■ **TASK TO COMPLETE**: Gather all lines in the records below that include the word "social".

■ **RECORDS FOR THE EXERCISE**:

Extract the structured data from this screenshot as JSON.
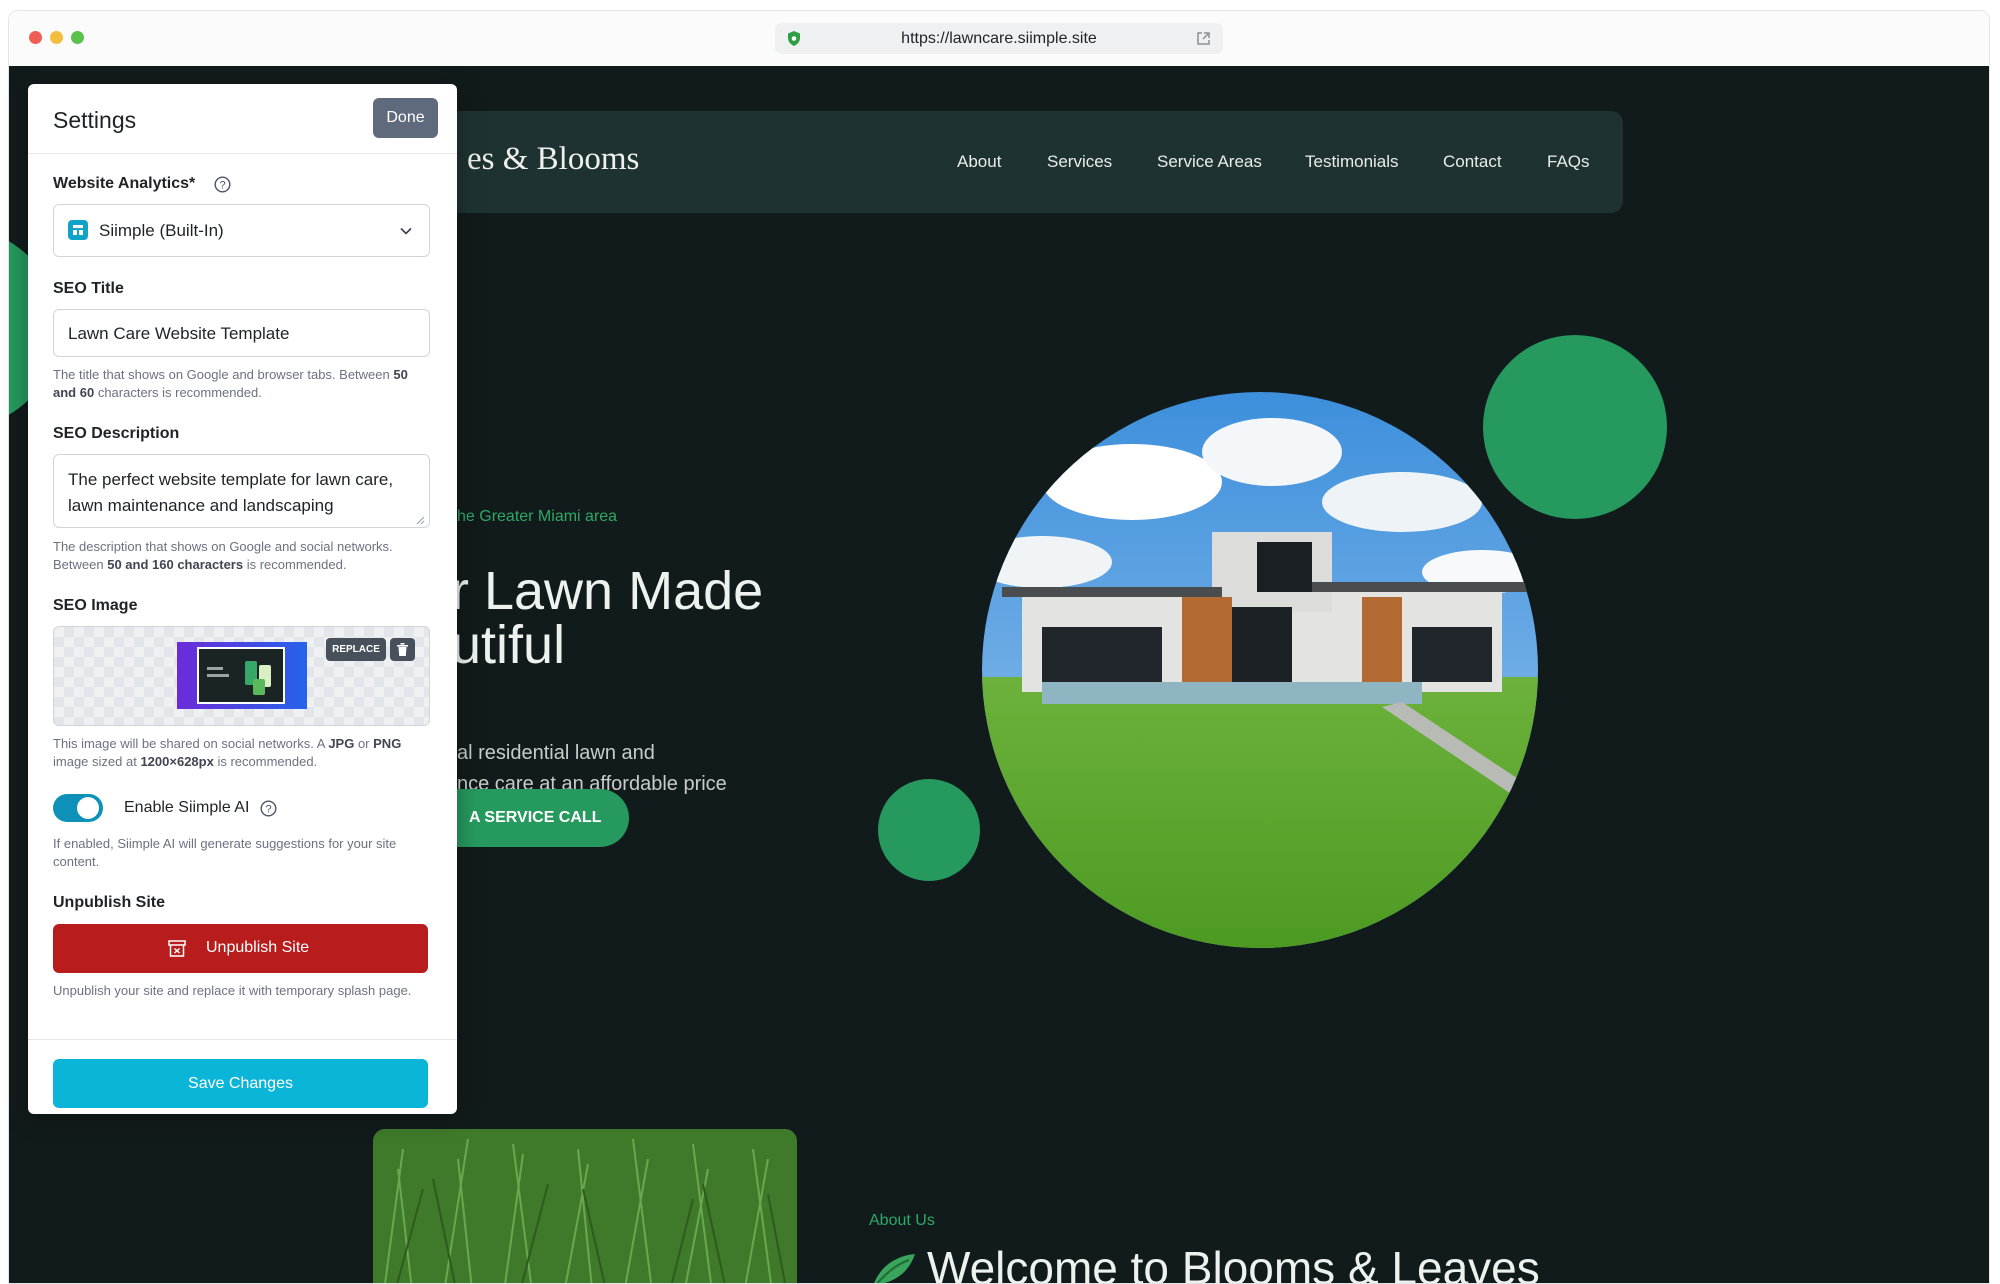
{
  "browser": {
    "url": "https://lawncare.siimple.site"
  },
  "site": {
    "brand_visible": "es & Blooms",
    "nav": [
      "About",
      "Services",
      "Service Areas",
      "Testimonials",
      "Contact",
      "FAQs"
    ],
    "hero": {
      "eyebrow": "he Greater Miami area",
      "title_line1": "r Lawn Made",
      "title_line2": "utiful",
      "subtitle_line1": "al residential lawn and",
      "subtitle_line2": "nce care at an affordable price",
      "cta": "A SERVICE CALL"
    },
    "about": {
      "eyebrow": "About Us",
      "title": "Welcome to Blooms & Leaves"
    }
  },
  "settings": {
    "title": "Settings",
    "done_label": "Done",
    "analytics": {
      "label": "Website Analytics*",
      "value": "Siimple (Built-In)"
    },
    "seo_title": {
      "label": "SEO Title",
      "value": "Lawn Care Website Template",
      "help_pre": "The title that shows on Google and browser tabs. Between",
      "help_bold": "50 and 60",
      "help_post": "characters is recommended."
    },
    "seo_description": {
      "label": "SEO Description",
      "value_line1": "The perfect website template for lawn care,",
      "value_line2": "lawn maintenance and landscaping",
      "help_pre": "The description that shows on Google and social networks. Between",
      "help_bold": "50 and 160 characters",
      "help_post": "is recommended."
    },
    "seo_image": {
      "label": "SEO Image",
      "replace_label": "REPLACE",
      "help_pre": "This image will be shared on social networks. A",
      "help_jpg": "JPG",
      "help_or": "or",
      "help_png": "PNG",
      "help_mid": "image sized at",
      "help_size": "1200×628px",
      "help_post": "is recommended."
    },
    "ai": {
      "label": "Enable Siimple AI",
      "enabled": true,
      "help": "If enabled, Siimple AI will generate suggestions for your site content."
    },
    "unpublish": {
      "label": "Unpublish Site",
      "button": "Unpublish Site",
      "help": "Unpublish your site and replace it with temporary splash page."
    },
    "save_label": "Save Changes"
  },
  "colors": {
    "page_bg": "#121b1c",
    "accent_green": "#269a5e",
    "save_button": "#0bb5d8",
    "danger": "#b91c1c",
    "toggle_on": "#0e91b9"
  }
}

■ **COMPLETED EXERCISE**:
      "help_pre": "The description that shows on Google and social networks. Between",
      "help_pre": "This image will be shared on social networks. A",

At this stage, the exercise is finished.